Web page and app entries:
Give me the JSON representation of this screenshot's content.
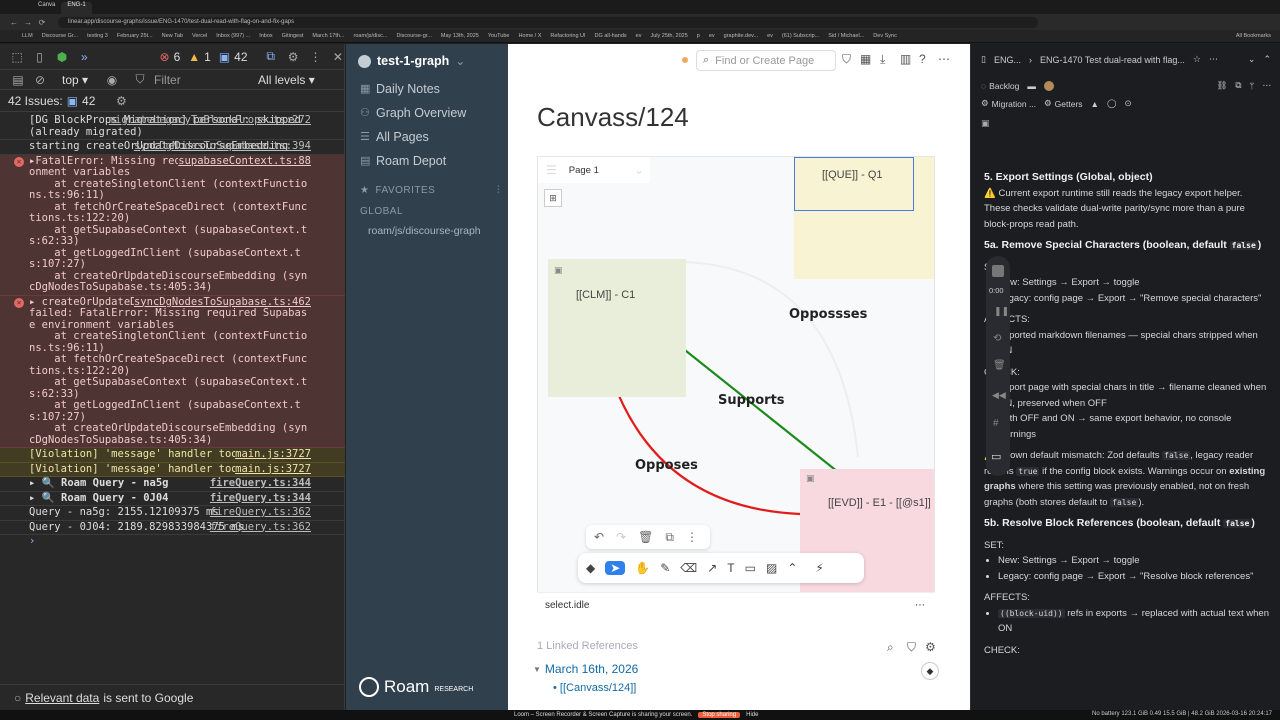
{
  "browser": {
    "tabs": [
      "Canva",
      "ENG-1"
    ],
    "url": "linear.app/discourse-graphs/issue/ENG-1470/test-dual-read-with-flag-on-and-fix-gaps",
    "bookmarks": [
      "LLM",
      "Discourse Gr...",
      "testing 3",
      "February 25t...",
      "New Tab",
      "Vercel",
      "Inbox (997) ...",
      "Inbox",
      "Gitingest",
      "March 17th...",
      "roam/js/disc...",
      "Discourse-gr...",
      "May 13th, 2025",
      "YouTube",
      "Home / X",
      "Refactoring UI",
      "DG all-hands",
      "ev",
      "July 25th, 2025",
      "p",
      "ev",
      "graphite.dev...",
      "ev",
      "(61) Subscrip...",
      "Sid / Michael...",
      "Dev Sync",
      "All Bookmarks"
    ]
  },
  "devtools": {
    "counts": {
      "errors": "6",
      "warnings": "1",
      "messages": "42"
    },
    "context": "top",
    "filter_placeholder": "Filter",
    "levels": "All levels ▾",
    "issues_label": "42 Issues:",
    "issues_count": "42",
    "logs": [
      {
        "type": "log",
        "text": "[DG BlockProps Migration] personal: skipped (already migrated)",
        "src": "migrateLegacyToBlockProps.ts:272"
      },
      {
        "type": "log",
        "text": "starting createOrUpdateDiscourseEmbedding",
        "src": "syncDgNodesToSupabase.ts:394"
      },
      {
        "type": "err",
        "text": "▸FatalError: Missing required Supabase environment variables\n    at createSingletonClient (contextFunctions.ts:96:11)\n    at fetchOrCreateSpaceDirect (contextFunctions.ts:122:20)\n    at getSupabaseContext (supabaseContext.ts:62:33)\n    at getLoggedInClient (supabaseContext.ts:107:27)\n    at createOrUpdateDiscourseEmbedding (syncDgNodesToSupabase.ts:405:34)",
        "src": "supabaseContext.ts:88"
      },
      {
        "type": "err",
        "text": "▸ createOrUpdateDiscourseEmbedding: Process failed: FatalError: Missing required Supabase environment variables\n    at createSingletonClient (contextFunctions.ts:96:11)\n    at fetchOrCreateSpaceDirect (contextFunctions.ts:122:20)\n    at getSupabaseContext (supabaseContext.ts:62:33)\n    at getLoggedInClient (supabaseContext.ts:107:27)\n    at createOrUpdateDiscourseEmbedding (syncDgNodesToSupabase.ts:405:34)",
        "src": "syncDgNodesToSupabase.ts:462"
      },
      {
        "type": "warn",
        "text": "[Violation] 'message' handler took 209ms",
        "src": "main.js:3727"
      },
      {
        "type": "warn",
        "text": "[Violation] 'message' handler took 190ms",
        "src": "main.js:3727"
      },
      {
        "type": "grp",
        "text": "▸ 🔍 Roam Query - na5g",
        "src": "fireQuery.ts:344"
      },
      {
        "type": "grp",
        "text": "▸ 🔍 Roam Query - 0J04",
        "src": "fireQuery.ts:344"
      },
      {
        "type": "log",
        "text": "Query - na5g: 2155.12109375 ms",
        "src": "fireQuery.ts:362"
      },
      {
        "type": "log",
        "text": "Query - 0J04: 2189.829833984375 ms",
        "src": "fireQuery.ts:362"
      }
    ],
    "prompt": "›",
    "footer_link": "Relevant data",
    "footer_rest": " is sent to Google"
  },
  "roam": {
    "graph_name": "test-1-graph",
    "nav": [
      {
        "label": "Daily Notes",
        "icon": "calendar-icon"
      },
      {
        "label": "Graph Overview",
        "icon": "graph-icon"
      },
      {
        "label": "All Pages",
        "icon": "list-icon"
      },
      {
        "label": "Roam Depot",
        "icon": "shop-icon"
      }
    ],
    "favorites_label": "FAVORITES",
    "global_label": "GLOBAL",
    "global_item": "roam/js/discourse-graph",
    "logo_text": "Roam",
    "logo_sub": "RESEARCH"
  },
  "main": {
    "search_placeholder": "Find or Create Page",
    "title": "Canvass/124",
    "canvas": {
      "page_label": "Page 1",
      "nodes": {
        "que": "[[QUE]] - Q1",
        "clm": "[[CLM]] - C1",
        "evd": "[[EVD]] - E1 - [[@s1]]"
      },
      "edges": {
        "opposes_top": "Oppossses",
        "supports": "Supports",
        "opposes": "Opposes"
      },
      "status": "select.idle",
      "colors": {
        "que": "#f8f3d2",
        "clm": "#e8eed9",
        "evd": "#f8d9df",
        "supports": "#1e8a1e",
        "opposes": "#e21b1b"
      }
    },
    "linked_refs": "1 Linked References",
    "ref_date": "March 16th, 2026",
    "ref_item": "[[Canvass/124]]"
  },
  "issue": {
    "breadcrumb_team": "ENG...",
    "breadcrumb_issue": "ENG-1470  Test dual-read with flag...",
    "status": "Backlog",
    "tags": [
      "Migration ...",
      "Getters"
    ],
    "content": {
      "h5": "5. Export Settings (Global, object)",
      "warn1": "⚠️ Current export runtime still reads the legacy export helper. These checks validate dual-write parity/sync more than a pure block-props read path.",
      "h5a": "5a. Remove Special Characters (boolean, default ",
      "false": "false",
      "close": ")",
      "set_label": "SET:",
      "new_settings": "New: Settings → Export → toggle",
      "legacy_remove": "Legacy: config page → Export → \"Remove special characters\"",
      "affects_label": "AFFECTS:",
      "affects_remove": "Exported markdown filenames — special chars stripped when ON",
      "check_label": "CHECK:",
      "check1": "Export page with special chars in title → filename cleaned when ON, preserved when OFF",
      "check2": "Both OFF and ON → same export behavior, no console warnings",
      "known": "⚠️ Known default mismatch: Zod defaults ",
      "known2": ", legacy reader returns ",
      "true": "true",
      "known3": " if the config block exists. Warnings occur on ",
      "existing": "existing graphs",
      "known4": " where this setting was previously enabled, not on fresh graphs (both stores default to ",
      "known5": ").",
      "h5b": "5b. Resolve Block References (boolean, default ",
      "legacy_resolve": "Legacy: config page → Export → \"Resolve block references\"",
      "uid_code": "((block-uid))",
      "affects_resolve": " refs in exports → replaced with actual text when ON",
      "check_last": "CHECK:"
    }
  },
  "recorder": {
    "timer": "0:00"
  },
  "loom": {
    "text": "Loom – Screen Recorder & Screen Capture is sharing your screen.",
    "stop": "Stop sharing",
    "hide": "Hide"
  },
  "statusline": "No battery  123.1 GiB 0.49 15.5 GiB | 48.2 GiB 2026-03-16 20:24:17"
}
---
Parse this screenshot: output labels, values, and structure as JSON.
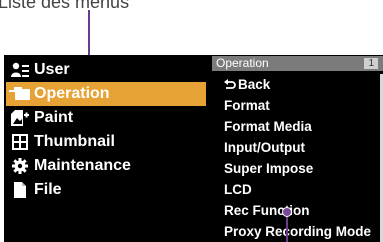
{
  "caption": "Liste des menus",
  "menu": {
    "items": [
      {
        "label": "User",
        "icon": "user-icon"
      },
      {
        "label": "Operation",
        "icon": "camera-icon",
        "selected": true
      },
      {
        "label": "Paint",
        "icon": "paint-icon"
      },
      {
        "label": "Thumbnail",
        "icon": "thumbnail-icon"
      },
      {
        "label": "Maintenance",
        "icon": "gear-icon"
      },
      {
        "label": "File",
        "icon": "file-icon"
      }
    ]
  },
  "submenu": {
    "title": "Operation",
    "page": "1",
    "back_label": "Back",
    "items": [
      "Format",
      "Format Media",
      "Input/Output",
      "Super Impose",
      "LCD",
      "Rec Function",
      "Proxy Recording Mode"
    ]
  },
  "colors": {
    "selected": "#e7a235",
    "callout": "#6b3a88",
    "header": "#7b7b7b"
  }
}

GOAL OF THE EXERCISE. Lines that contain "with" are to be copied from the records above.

RESPONSE TO THIS TASK.
    "url": "linear.app/discourse-graphs/issue/ENG-1470/test-dual-read-with-flag-on-and-fix-gaps",
    "breadcrumb_issue": "ENG-1470  Test dual-read with flag...",
      "check1": "Export page with special chars in title → filename cleaned when ON, preserved when OFF",
      "affects_resolve": " refs in exports → replaced with actual text when ON",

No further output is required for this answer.